•As of April 2019, UNICEF and partners in Egypt have reached 42,607 children, adolescents and youth with structured and sustained psychosocial support, child protection and life skills programmes.
Additionally, 8,470 parents have participated in positive parenting programmes and 4,198 children, adolescents and youth received multi-sectoral case management services.
•To control the spread of measles cases in North Lebanon, UNICEF and partner NGO reached 6,446 children under the age of fifteen, out of whom 2,045 were vaccinated through Primary Health Care Centers and Mobile Vaccination Units, by end of April 2019. From January 2019 till April, 842 measles cases were reported (82 per cent Lebanese, 18 per cent Syrian).
5 million # of children affected
11.7 million # of people affected (HNO summary, 2019)
Over 2.5 million (2,531,924) # of registered Syria refugee children
Over 5.6 million (5,626,497) # of registered Syrian refugees (UNHCR, 14 May 2019)
Situation Overview and Humanitarian Needs:
In north-west Syria, the security situation deteriorated with continuous shelling on villages in northern Hama and southern Idleb, resulting in the displacement of 152,210 individuals (7,993 households) to different communities in Aleppo and Idleb Governorates between 29 April and 5 May 20191 . Between mid-February and the beginning of May, the death toll among civilians spiked up to 351 people, including 92 children and four humanitarian workers (one UNICEF partner). Furthermore, attacks led to the temporary suspension of schools and end-year exams in the conflict areas and impacted several medical facilities, including UNICEF-supported Expanded Programme on Immunization centers. UNICEF programmes and partners continued the provision of health, nutrition and WASH services in Idleb, northern Hama and Aleppo Governorates in response to the new displacement and to the floods (some 11,000 families affected in March2 ) reaching over 295,000 people with WASH services, 8,200 women and children with nutrition support and almost 22,000 people with health services ; prepositioned emergency supplies and emergency services were delivered to flood impacted IDPs in northern Aleppo and Idleb through the Health, Nutrition and WASH sectors.

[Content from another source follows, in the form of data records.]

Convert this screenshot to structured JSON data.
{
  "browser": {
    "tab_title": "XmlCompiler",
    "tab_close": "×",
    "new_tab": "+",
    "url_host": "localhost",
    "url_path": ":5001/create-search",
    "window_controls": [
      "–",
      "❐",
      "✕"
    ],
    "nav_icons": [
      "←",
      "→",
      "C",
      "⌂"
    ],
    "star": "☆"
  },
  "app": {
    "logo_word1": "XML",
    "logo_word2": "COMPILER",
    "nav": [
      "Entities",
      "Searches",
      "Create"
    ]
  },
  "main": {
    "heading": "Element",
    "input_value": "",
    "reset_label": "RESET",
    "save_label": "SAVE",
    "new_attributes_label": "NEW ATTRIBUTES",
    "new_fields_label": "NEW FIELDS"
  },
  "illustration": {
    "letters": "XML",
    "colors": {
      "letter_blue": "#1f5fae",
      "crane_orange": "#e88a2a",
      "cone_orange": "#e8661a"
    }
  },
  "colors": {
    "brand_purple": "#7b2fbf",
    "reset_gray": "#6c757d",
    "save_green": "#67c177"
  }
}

In the north-eastern part of the country, Al-Hol camp (Al Hassakeh Governorate) continued to be overstretched beyond its capacity, hosting 73,477 people (while initially planned to host no more than 20,000). Most of the camp population is represented by women and children, and an increasing trend in morbidity (due to acute diarrhoea and influenza) is being reported.3 UNICEF and partners continued scaling-up the emergency response, particularly in the areas of nutrition, education, WASH and child protection4 reaching out to some 50,000 people in total living in the camp. Protection needs persist and are becoming protracted in the absence of immediate solution to a range of issues (the lack or confiscation of civil documentation, the presence of unaccompanied children in need of interim care arrangements and family tracing and reunification and pregnant adolescents). At least 470 unaccompanied and separated children (UASC) have been identified in the camp of which at least 140 have been reunified to date.
In the south of the country, movement of civilians from Rukban camp settlement continued in April; as of 6 May, a total of 10,823 people (26 per cent of the total population of 41,700) left the settlement towards five shelters in Homs city. UNICEF continued its emergency response in the humanitarian corridors by providing drinking water, micronutrient and WASH facilities. In shelters, UNICEF along other UN agencies continue its multisectoral response through its partners. With support from UNICEF, Syrian Arab Red Crescent mobile teams conducted rapid child protection assessment of camp returnees in the receiving shelters, assessed the situation of children and started the provision of psychological aid to the affected population with first psychological aid.